1990 56-80 7th (t) Dave Bialas Marty Mason
1991 49-87 8th Joe Pettini Scott Melvin Marty Mason
1992 59-73 8th Joe Pettini Marty Mason
1993 67-69 5th Joe Pettini Marty Mason
1994 68-67 4th Chris Maloney Marty Mason
1995 70-65 3rd Mike Ramsey Marty Mason
1996 67-73 7th Rick Mahler Jeff Shireman Marty Mason
1997 68-72 4th Rick Mahler Rich Folkers
1998 80-60 1st Chris Maloney Lost in 1st round Luis Meléndez Rich Folkers
1999 59-81 8th Chris Maloney Glenn Brummer Rich Folkers
2000 68-71 5th Chris Maloney Brian Rupp Dave LaPoint
2001 66-70 6th Mike Brumley League Champs Mark Budaska Mike Butcher
2002 51-89 8th Doug Sisson Tyrone Boykin Randy Kramer
2003 70-70 5th Tyrone Boykin Keith Comstock
2004 59-80 7th Tyrone Boykin Todd Takayoshi Kernan Ronan
2005 71-69 4th Tom Gamboa Lost League Finals Todd Takayoshi Keith Comstock
2006 51-87 8th Tyrone Boykin Keith Johnson Ken Patterson
2007 65-75 7th Bobby Magallanes Keith Johnson Erik Bennett
2008 62-78 6th Bobby Magallanes League Champs Eric Owens Ken Patterson
2009 61-79 7th (t) Bobby Magallanes Francisco Matos Ken Patterson
2010 55-85 8th Bobby Magallanes Francisco Matos Ken Patterson
2011 68-69 4th Bill Mosiello (39-31) / Todd Takayoshi (13-20) /
Bobby Mitchell (16-18)
Lost League Finals Francisco Matos
2012 62-78 6th Mike Micucci Francisco Matos / Nathan Haynes Trevor Wilson

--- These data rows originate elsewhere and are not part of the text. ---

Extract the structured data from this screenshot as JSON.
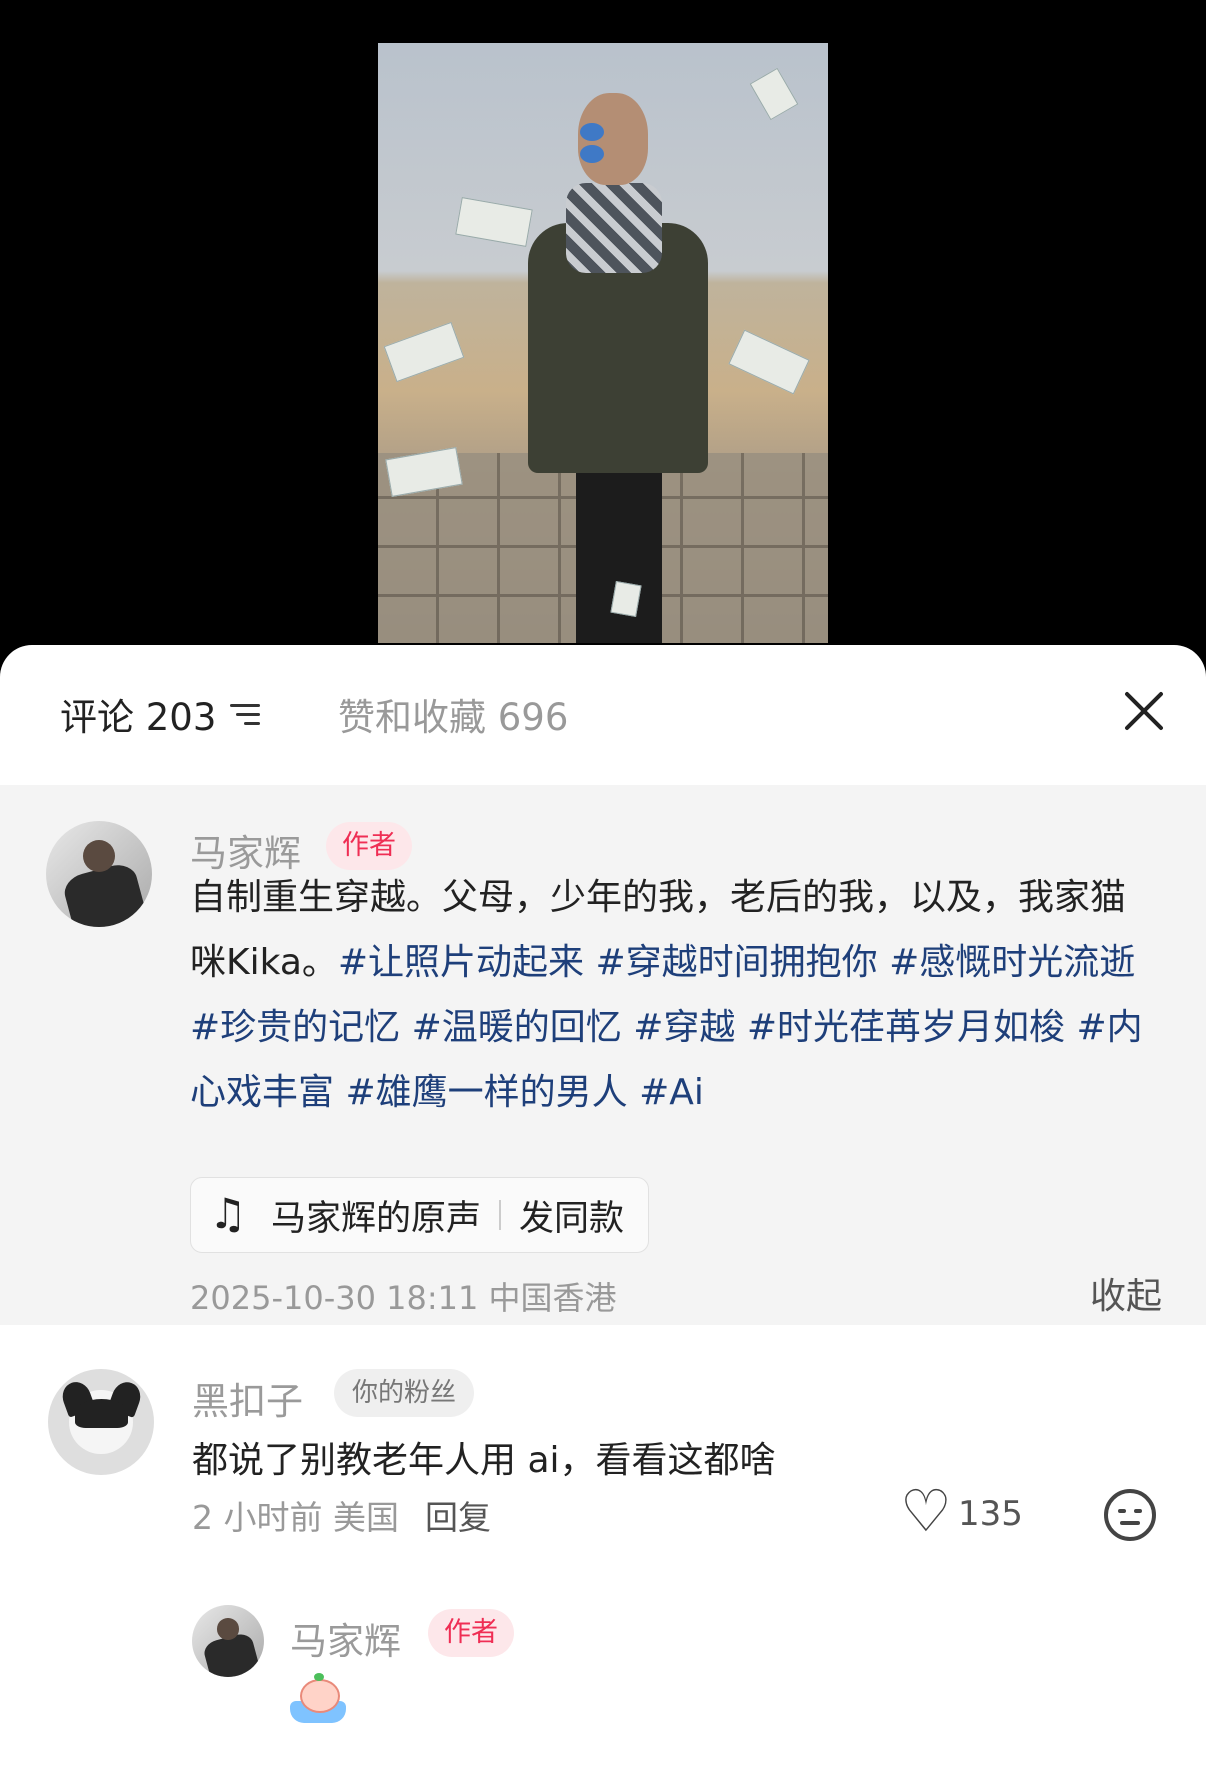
{
  "tabs": {
    "comments_label": "评论 203",
    "likes_label": "赞和收藏 696"
  },
  "post": {
    "author_name": "马家辉",
    "author_badge": "作者",
    "text_plain": "自制重生穿越。父母，少年的我，老后的我，以及，我家猫咪Kika。",
    "hashtags": [
      "#让照片动起来",
      "#穿越时间拥抱你",
      "#感慨时光流逝",
      "#珍贵的记忆",
      "#温暖的回忆",
      "#穿越",
      "#时光荏苒岁月如梭",
      "#内心戏丰富",
      "#雄鹰一样的男人",
      "#Ai"
    ],
    "music_title": "马家辉的原声",
    "music_action": "发同款",
    "meta": "2025-10-30 18:11 中国香港",
    "collapse_label": "收起"
  },
  "comments": [
    {
      "user": "黑扣子",
      "badge": "你的粉丝",
      "text": "都说了别教老年人用 ai，看看这都啥",
      "meta": "2 小时前 美国",
      "reply_label": "回复",
      "likes": "135"
    }
  ],
  "reply": {
    "user": "马家辉",
    "badge": "作者"
  },
  "icons": {
    "sort": "sort-icon",
    "close": "close-icon",
    "music": "music-note-icon",
    "like": "heart-icon",
    "emoji": "emoji-icon"
  },
  "colors": {
    "hashtag": "#1e3f7a",
    "author_badge_text": "#ef2e54",
    "author_badge_bg": "#fde7ea",
    "author_block_bg": "#f4f4f4"
  }
}
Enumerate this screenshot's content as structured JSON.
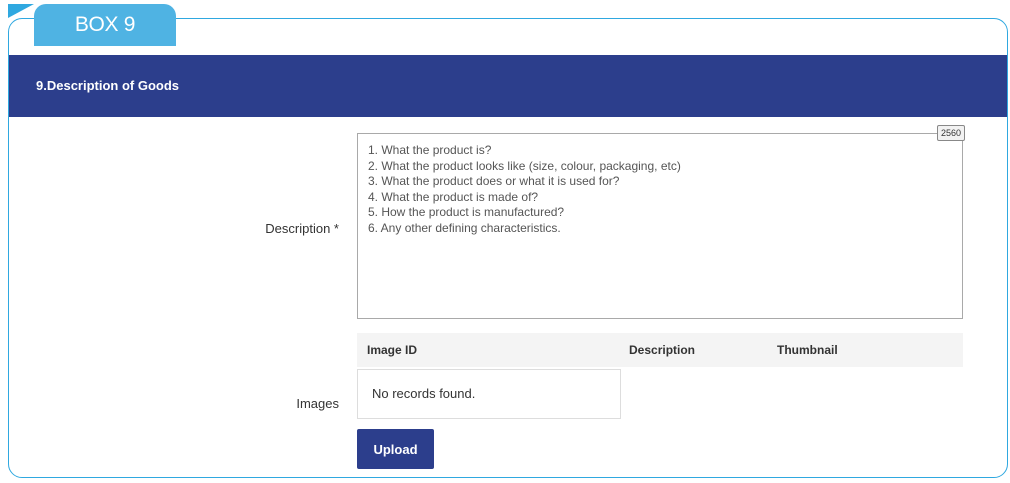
{
  "box_tab": {
    "label": "BOX 9"
  },
  "section": {
    "title": "9.Description of Goods"
  },
  "description": {
    "label": "Description *",
    "value": "1. What the product is?\n2. What the product looks like (size, colour, packaging, etc)\n3. What the product does or what it is used for?\n4. What the product is made of?\n5. How the product is manufactured?\n6. Any other defining characteristics.",
    "char_counter": "2560"
  },
  "images": {
    "label": "Images",
    "columns": [
      "Image ID",
      "Description",
      "Thumbnail"
    ],
    "empty_message": "No records found.",
    "upload_label": "Upload"
  },
  "colors": {
    "header_bg": "#2c3e8c",
    "tab_bg": "#4fb3e3",
    "frame_border": "#2fa8e0"
  }
}
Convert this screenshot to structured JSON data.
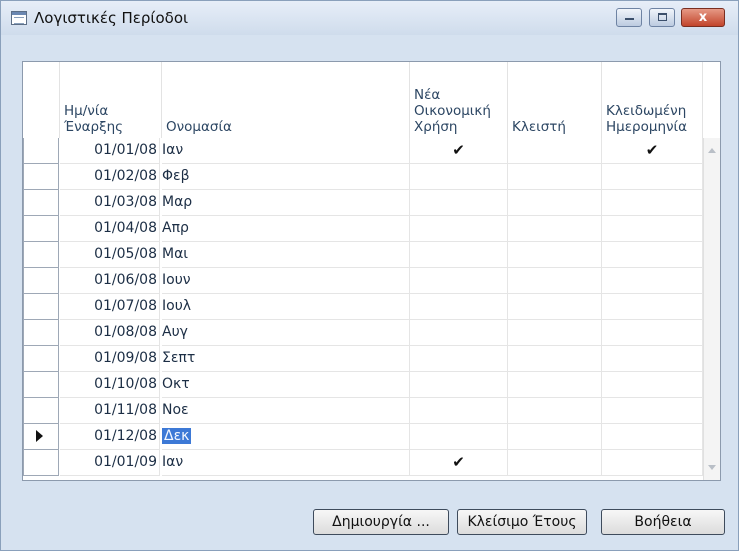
{
  "window": {
    "title": "Λογιστικές Περίοδοι",
    "controls": {
      "close": "x"
    }
  },
  "grid": {
    "columns": {
      "start_date": [
        "Ημ/νία",
        "Έναρξης"
      ],
      "name": [
        "Ονομασία"
      ],
      "new_fiscal_year": [
        "Νέα",
        "Οικονομική",
        "Χρήση"
      ],
      "closed": [
        "Κλειστή"
      ],
      "date_locked": [
        "Κλειδωμένη",
        "Ημερομηνία"
      ]
    },
    "check_glyph": "✔",
    "rows": [
      {
        "date": "01/01/08",
        "name": "Ιαν",
        "new_fy": true,
        "closed": false,
        "locked": true,
        "current": false
      },
      {
        "date": "01/02/08",
        "name": "Φεβ",
        "new_fy": false,
        "closed": false,
        "locked": false,
        "current": false
      },
      {
        "date": "01/03/08",
        "name": "Μαρ",
        "new_fy": false,
        "closed": false,
        "locked": false,
        "current": false
      },
      {
        "date": "01/04/08",
        "name": "Απρ",
        "new_fy": false,
        "closed": false,
        "locked": false,
        "current": false
      },
      {
        "date": "01/05/08",
        "name": "Μαι",
        "new_fy": false,
        "closed": false,
        "locked": false,
        "current": false
      },
      {
        "date": "01/06/08",
        "name": "Ιουν",
        "new_fy": false,
        "closed": false,
        "locked": false,
        "current": false
      },
      {
        "date": "01/07/08",
        "name": "Ιουλ",
        "new_fy": false,
        "closed": false,
        "locked": false,
        "current": false
      },
      {
        "date": "01/08/08",
        "name": "Αυγ",
        "new_fy": false,
        "closed": false,
        "locked": false,
        "current": false
      },
      {
        "date": "01/09/08",
        "name": "Σεπτ",
        "new_fy": false,
        "closed": false,
        "locked": false,
        "current": false
      },
      {
        "date": "01/10/08",
        "name": "Οκτ",
        "new_fy": false,
        "closed": false,
        "locked": false,
        "current": false
      },
      {
        "date": "01/11/08",
        "name": "Νοε",
        "new_fy": false,
        "closed": false,
        "locked": false,
        "current": false
      },
      {
        "date": "01/12/08",
        "name": "Δεκ",
        "new_fy": false,
        "closed": false,
        "locked": false,
        "current": true
      },
      {
        "date": "01/01/09",
        "name": "Ιαν",
        "new_fy": true,
        "closed": false,
        "locked": false,
        "current": false
      }
    ]
  },
  "buttons": {
    "create": "Δημιουργία ...",
    "close_year": "Κλείσιμο Έτους",
    "help": "Βοήθεια"
  },
  "colors": {
    "selection": "#3d79d6",
    "header_text": "#2c4663",
    "close_button": "#c2452b"
  }
}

2013 73-66 3rd Tim Bogar Lost League Finals Mike Hampton
2014 75-65 3rd Phillip Wellman Lost in 1st round Tom Tornincasa Pat Rice
2015 71-68 3rd Bill Richardson Lost in 1st round Tom Tornincasa Pat Rice
2016 67-73 5th Mark Parent Brent Del Chiaro Scott Budner
2017 65-75 7th Daren Brown Roy Howell Ethan Katz Eddie Menchaca
2018 71-68 4th Daren Brown Lost in 1st round Roy Howell Ethan Katz Jimmy Van Ostrand
2019 81-57 1st Mitch Canham (42-21) / Wilson & Woodworth (0-3) / Cesar Nicolas (39-33) Lost in 1st round Kyle Wilson Peter Woodworth
2020 Season cancelled
2021 Collin Cowgill Joe Thurston Alon Leichman Ryan McLaughlin

External Links[edit]